-- Opening Marker --
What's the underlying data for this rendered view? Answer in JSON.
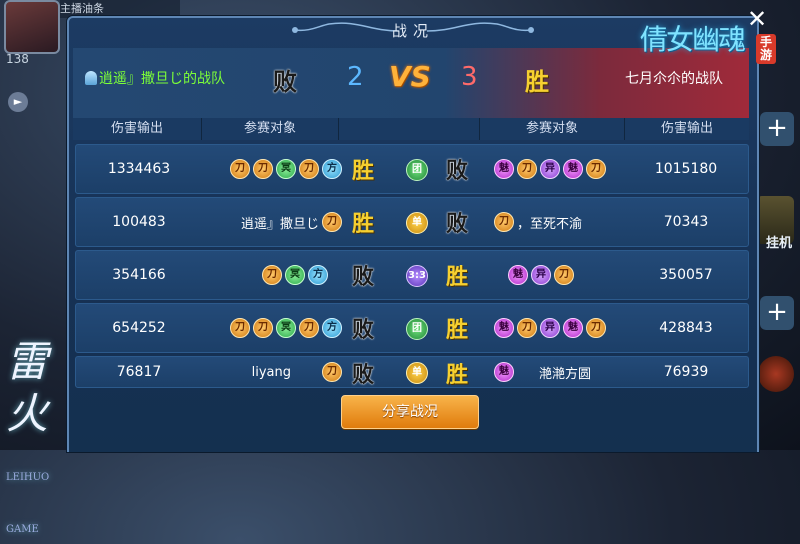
{
  "background": {
    "avatar_count": "138",
    "topbar_text": "主播油条",
    "right_label": "挂机",
    "corner_logo": "雷火",
    "corner_logo_sub": "LEIHUO GAME"
  },
  "logo": {
    "title": "倩女幽魂",
    "sub": "手游"
  },
  "panel": {
    "title": "战况"
  },
  "summary": {
    "left_team": "逍遥』撒旦じ的战队",
    "left_result": "败",
    "left_score": "2",
    "vs": "VS",
    "right_score": "3",
    "right_result": "胜",
    "right_team": "七月尒尒的战队"
  },
  "headers": [
    "伤害输出",
    "参赛对象",
    "",
    "参赛对象",
    "伤害输出"
  ],
  "icons": {
    "dao": "刀",
    "ming": "冥",
    "fang": "方",
    "mei": "魅",
    "yi": "异"
  },
  "rows": [
    {
      "left_damage": "1334463",
      "left_name": "",
      "left_result": "胜",
      "mode": "团",
      "right_result": "败",
      "right_name": "",
      "right_damage": "1015180"
    },
    {
      "left_damage": "100483",
      "left_name": "逍遥』撒旦じ",
      "left_result": "胜",
      "mode": "单",
      "right_result": "败",
      "right_name": "，至死不渝",
      "right_damage": "70343"
    },
    {
      "left_damage": "354166",
      "left_name": "",
      "left_result": "败",
      "mode": "3:3",
      "right_result": "胜",
      "right_name": "",
      "right_damage": "350057"
    },
    {
      "left_damage": "654252",
      "left_name": "",
      "left_result": "败",
      "mode": "团",
      "right_result": "胜",
      "right_name": "",
      "right_damage": "428843"
    },
    {
      "left_damage": "76817",
      "left_name": "liyang",
      "left_result": "败",
      "mode": "单",
      "right_result": "胜",
      "right_name": "滟滟方圆",
      "right_damage": "76939"
    }
  ],
  "share_button": "分享战况"
}
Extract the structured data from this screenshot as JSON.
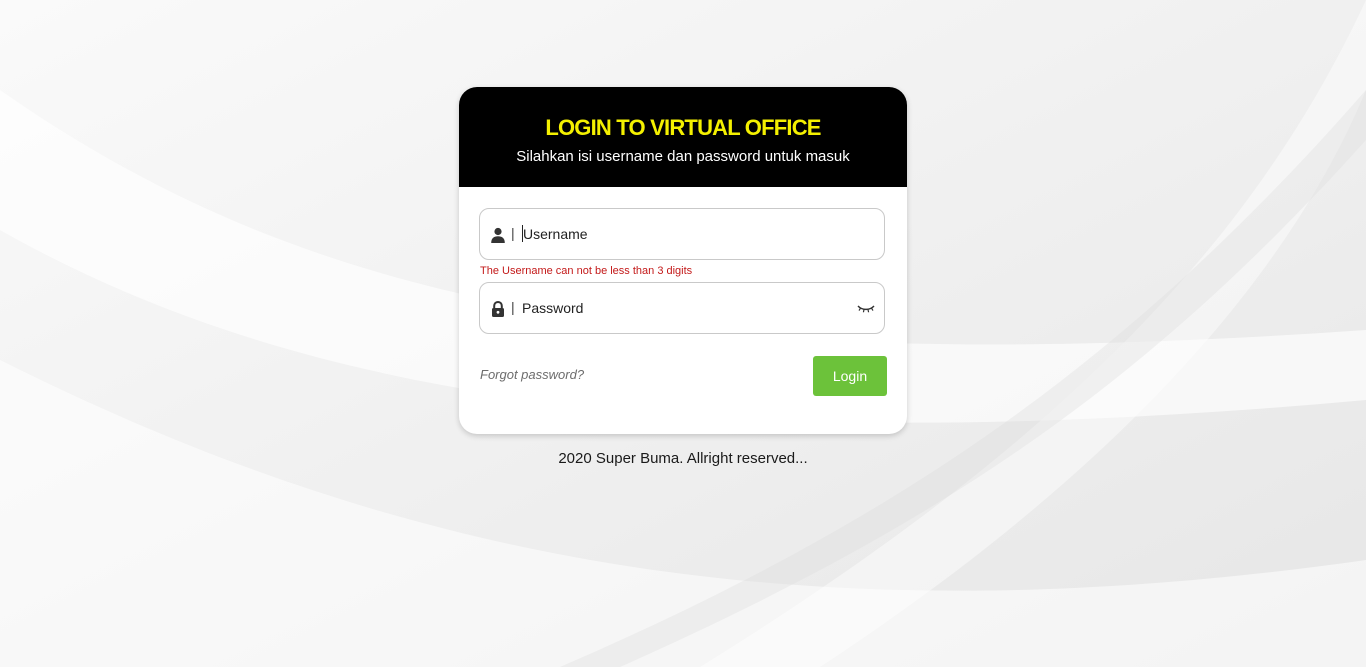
{
  "colors": {
    "title": "#f4f000",
    "header_bg": "#000000",
    "login_button": "#6cc23a",
    "error_text": "#c31919"
  },
  "header": {
    "title": "LOGIN TO VIRTUAL OFFICE",
    "subtitle": "Silahkan isi username dan password untuk masuk"
  },
  "username": {
    "icon": "user-icon",
    "separator": "|",
    "placeholder": "Username",
    "error": "The Username can not be less than 3 digits"
  },
  "password": {
    "icon": "lock-icon",
    "separator": "|",
    "placeholder": "Password",
    "toggle_icon": "eye-closed-icon"
  },
  "actions": {
    "forgot": "Forgot password?",
    "login": "Login"
  },
  "footer": {
    "text": "2020 Super Buma. Allright reserved..."
  }
}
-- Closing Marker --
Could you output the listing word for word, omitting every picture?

Solution to this task ▸
What's the underlying data for this rendered view? Answer in JSON.
{
  "background": {
    "avatar_count": "138",
    "topbar_text": "主播油条",
    "right_label": "挂机",
    "corner_logo": "雷火",
    "corner_logo_sub": "LEIHUO GAME"
  },
  "logo": {
    "title": "倩女幽魂",
    "sub": "手游"
  },
  "panel": {
    "title": "战况"
  },
  "summary": {
    "left_team": "逍遥』撒旦じ的战队",
    "left_result": "败",
    "left_score": "2",
    "vs": "VS",
    "right_score": "3",
    "right_result": "胜",
    "right_team": "七月尒尒的战队"
  },
  "headers": [
    "伤害输出",
    "参赛对象",
    "",
    "参赛对象",
    "伤害输出"
  ],
  "icons": {
    "dao": "刀",
    "ming": "冥",
    "fang": "方",
    "mei": "魅",
    "yi": "异"
  },
  "rows": [
    {
      "left_damage": "1334463",
      "left_name": "",
      "left_result": "胜",
      "mode": "团",
      "right_result": "败",
      "right_name": "",
      "right_damage": "1015180"
    },
    {
      "left_damage": "100483",
      "left_name": "逍遥』撒旦じ",
      "left_result": "胜",
      "mode": "单",
      "right_result": "败",
      "right_name": "，至死不渝",
      "right_damage": "70343"
    },
    {
      "left_damage": "354166",
      "left_name": "",
      "left_result": "败",
      "mode": "3:3",
      "right_result": "胜",
      "right_name": "",
      "right_damage": "350057"
    },
    {
      "left_damage": "654252",
      "left_name": "",
      "left_result": "败",
      "mode": "团",
      "right_result": "胜",
      "right_name": "",
      "right_damage": "428843"
    },
    {
      "left_damage": "76817",
      "left_name": "liyang",
      "left_result": "败",
      "mode": "单",
      "right_result": "胜",
      "right_name": "滟滟方圆",
      "right_damage": "76939"
    }
  ],
  "share_button": "分享战况"
}
Extract the structured data from this screenshot as JSON.
{
  "colors": {
    "title": "#f4f000",
    "header_bg": "#000000",
    "login_button": "#6cc23a",
    "error_text": "#c31919"
  },
  "header": {
    "title": "LOGIN TO VIRTUAL OFFICE",
    "subtitle": "Silahkan isi username dan password untuk masuk"
  },
  "username": {
    "icon": "user-icon",
    "separator": "|",
    "placeholder": "Username",
    "error": "The Username can not be less than 3 digits"
  },
  "password": {
    "icon": "lock-icon",
    "separator": "|",
    "placeholder": "Password",
    "toggle_icon": "eye-closed-icon"
  },
  "actions": {
    "forgot": "Forgot password?",
    "login": "Login"
  },
  "footer": {
    "text": "2020 Super Buma. Allright reserved..."
  }
}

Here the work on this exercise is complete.